"If a kid got bitten I don't know what sort of time they may have."

An MPI spokesperson confirmed photographs of the spider found in the Glenholme garden were sent to its Christchurch laboratory and it was identified as a redback.

"They have been established in parts of New Zealand since the 1980s.

"They have been found in Central Otago, Taranaki and occasionally in other areas of New Zealand," the spokesperson said.

The redback spider (Latrodectus hasseltii) is a species of venomous spider indigenous to Australia.

The adult female - the dangerous one - is easily recognised by her spherical black body with a prominent red stripe on the upper side of her abdomen and an hourglass-shaped red or orange streak on the underside.

Females have a body length of about 1cm, while the male is much smaller, being only 3 to 4mm long.

An effective anti-venom was developed in 1956.

According to the Ministry of Health, redbacks will only bite when disturbed or trapped in clothing, and bites are rare.

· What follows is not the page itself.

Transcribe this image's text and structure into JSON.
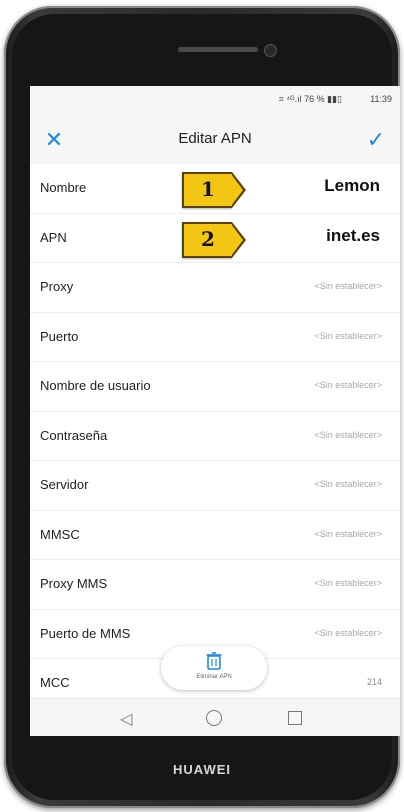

If people believe they have found redbacks, they can call MPI's pests and diseases hotline on (0800) 80 99 66 .